This office is also responsible for certifying and monitoring post harvest handling and packaging facilities. They seek to ensure that these operations are safe and in accordance with Good Manufacturing Practice (GMP). GMP establishes standards for cleanliness, quality control, labeling, storage and record keeping. If a packing house is compliant with these conditions, they meet the minimum requirements for export. However, most importing countries require additional, more stringent approval. Some of the challenges facing Thai agriculture,as identified by the director of this center, are relaying the learnings of research through extension to the farmer, a decrease in the amount of Thai students wanting to study agriculture and a lack accurate record keeping.
After this insightful stop, we went to visit the Royal Project Produce Center.. There are 7 groups of products that are packaged through the facility: vegetables, herbs, fruits, flowers, grains, fish and livestock, and processed foods. All the food that is packaged there comes from farmers who work through the Royal Project. The Royal Project determines what is grown each year and distributes seeds to the farmers. The farmers then grow the produce organically, harvest the crop and deliver it to collection centers. From there, the Royal Project collects the produce for packaging. The farmer will generally be paid for the crop within three days. The product undergoes strict testing for pesticide and chemical residue. If the traces are found, the farmer will not be paid and the product is destroyed. Every product will have a corresponding barcode to ensure trace-ability back to the exact farm which it was produced. If a new farmer wishes to join the Royal Project, they undergo a testing of their soil and water and if residual chemicals are found in the ground, they will have to plant a grass for a few years in order to wait for the chemicals to be removed from the soil. This grass is harvested for weaving but will not yield the same margin as vegetables for consumption will. The waste from the packing plant is sold to livestock producers as a byproduct feed. This was a great stop to expand our knowledge of the Royal Project’s vertical integration.
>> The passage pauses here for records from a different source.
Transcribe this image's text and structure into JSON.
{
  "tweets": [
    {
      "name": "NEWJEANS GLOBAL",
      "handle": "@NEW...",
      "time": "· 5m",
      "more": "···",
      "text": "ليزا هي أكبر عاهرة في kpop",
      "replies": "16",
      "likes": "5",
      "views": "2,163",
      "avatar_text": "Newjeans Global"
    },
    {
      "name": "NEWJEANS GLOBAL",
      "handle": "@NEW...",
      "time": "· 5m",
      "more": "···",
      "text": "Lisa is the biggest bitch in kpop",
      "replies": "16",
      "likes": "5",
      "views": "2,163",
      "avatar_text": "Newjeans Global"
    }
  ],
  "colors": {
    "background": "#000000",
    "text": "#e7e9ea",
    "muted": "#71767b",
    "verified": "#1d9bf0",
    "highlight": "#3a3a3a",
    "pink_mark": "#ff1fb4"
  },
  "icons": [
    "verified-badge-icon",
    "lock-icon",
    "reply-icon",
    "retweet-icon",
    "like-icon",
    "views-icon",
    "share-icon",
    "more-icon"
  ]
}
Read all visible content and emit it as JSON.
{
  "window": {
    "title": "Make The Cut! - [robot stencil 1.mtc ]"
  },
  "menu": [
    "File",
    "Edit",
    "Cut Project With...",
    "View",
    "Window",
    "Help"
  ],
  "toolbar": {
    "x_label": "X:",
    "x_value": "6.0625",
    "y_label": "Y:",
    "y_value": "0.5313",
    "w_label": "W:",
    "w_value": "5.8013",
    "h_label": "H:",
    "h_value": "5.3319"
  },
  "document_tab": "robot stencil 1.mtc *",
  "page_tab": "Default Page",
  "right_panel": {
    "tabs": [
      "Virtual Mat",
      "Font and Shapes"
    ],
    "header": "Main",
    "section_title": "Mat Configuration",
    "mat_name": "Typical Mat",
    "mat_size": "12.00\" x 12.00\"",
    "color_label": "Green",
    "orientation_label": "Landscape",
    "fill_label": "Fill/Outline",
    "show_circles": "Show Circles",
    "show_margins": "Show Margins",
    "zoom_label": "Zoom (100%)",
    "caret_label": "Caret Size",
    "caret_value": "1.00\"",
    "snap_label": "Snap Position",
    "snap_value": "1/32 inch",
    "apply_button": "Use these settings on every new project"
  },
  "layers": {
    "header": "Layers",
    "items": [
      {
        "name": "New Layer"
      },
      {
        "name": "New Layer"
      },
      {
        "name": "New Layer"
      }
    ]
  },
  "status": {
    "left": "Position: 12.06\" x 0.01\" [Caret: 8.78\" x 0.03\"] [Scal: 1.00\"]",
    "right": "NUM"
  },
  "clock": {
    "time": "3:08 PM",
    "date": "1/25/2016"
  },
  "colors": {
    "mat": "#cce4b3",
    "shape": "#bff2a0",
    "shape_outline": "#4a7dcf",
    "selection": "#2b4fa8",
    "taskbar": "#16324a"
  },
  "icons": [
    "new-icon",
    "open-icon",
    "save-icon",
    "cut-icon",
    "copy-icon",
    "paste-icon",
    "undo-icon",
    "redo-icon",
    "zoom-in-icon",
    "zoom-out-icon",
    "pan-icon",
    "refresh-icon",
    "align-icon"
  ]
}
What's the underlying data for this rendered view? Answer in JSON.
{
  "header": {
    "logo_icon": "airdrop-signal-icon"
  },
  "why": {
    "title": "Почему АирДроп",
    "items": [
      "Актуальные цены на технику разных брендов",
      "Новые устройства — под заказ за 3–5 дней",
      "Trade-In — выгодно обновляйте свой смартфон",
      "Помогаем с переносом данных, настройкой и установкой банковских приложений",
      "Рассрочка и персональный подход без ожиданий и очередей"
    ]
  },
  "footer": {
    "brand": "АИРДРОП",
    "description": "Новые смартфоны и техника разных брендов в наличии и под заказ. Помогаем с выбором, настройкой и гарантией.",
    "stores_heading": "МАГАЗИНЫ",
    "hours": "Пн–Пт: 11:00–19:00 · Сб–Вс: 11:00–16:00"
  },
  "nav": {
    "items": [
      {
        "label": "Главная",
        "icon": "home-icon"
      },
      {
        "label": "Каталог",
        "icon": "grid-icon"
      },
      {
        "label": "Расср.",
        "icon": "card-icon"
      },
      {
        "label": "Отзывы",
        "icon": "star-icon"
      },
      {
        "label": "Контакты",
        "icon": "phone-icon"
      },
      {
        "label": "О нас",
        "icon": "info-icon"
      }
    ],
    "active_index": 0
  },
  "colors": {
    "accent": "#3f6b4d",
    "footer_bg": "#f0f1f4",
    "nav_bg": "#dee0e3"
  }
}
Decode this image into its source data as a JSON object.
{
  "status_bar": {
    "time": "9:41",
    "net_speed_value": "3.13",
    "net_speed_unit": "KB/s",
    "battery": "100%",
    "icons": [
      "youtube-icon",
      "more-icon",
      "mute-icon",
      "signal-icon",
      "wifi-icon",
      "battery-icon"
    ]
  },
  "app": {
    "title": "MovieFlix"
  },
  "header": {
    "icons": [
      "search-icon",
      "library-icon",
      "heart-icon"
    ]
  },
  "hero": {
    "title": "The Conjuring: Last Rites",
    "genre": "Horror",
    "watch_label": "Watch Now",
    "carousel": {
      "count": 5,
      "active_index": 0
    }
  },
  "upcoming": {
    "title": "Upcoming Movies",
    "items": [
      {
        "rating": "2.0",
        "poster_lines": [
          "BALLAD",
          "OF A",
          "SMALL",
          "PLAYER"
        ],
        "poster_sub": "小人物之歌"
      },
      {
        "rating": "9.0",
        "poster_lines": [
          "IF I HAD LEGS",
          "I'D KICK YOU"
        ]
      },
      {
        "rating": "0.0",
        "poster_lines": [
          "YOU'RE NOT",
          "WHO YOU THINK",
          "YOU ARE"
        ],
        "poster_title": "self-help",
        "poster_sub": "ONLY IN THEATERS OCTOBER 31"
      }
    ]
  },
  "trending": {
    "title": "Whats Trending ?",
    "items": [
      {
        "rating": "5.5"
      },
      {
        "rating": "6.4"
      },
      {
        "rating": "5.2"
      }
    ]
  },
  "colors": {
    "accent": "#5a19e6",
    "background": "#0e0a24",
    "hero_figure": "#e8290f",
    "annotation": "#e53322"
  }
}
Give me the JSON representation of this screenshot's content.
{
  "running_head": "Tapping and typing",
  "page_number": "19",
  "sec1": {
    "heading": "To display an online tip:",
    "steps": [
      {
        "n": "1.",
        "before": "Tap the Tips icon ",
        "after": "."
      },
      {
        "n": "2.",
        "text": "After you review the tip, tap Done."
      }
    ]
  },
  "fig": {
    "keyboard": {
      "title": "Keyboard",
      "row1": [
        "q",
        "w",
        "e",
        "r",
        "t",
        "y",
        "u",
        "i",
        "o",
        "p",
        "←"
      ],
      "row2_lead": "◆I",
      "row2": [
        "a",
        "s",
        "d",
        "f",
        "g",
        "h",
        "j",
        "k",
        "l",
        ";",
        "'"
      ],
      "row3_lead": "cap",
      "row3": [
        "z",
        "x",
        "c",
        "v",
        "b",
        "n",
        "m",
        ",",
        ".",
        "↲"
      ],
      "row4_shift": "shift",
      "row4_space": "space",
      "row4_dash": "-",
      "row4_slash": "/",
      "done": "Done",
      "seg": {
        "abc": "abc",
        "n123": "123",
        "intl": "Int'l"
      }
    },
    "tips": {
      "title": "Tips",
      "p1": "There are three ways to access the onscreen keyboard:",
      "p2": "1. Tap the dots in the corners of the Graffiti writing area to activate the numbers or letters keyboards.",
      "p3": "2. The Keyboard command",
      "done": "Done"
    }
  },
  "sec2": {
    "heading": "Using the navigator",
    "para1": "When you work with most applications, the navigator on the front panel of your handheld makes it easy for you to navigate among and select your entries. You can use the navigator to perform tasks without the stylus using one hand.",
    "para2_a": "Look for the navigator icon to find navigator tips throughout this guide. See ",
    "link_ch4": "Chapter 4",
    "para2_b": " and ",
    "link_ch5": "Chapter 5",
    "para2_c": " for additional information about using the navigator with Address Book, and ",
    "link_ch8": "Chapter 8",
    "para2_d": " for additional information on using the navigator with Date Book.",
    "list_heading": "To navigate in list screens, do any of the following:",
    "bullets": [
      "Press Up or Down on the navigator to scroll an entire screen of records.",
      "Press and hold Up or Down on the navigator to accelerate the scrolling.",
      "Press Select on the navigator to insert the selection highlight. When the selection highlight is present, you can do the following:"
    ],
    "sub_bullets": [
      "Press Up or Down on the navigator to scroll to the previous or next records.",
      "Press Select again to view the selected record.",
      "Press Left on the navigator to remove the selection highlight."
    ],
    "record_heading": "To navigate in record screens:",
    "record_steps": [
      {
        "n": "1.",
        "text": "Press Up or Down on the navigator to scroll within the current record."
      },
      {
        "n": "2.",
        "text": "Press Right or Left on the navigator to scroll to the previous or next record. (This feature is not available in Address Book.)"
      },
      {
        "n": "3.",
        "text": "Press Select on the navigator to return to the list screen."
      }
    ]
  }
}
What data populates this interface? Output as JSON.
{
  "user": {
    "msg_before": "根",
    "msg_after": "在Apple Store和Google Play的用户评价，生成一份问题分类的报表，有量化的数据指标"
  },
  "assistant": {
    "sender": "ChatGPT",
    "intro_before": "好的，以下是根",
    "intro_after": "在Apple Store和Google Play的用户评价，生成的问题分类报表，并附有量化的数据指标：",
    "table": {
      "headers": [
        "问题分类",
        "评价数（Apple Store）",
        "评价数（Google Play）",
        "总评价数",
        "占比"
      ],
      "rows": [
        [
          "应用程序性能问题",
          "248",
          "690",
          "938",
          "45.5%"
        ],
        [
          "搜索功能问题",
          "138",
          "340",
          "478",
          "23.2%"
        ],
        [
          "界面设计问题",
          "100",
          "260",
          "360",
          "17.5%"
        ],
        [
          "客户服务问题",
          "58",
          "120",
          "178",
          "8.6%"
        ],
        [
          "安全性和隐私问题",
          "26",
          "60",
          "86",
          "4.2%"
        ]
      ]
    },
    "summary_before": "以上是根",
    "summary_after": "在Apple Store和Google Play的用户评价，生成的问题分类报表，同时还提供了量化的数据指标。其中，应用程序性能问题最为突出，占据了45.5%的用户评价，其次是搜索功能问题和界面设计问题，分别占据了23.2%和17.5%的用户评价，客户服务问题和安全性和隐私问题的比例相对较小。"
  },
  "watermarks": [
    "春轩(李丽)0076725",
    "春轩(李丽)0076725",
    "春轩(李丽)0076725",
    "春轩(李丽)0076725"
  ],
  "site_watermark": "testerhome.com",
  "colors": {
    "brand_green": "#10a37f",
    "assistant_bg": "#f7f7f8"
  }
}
Lastly, we stopped at Raming Tea company, the oldest and largest tea producer in Thailand. This company has been in business since 1941 and they currently produce on 1200 hectares of mountain land in the Chiang Mai region. The tea is harvested by experienced hill-tribe pluckers. This company is USDA organic certified and exported 20 tons to the USA in 2015. Vietnam is the biggest competitor in this area of the world. They are able to export 900,000 tons/ year whereas Thailand exports about 50,000tons. Raming strives to produce high quality organic teas and utilizes both internal and external marketing approaches. It was great to see another example of large scale agribusiness in Thailand.
All in all, today was a fun, insightful day. Thank you for reading about our adventures!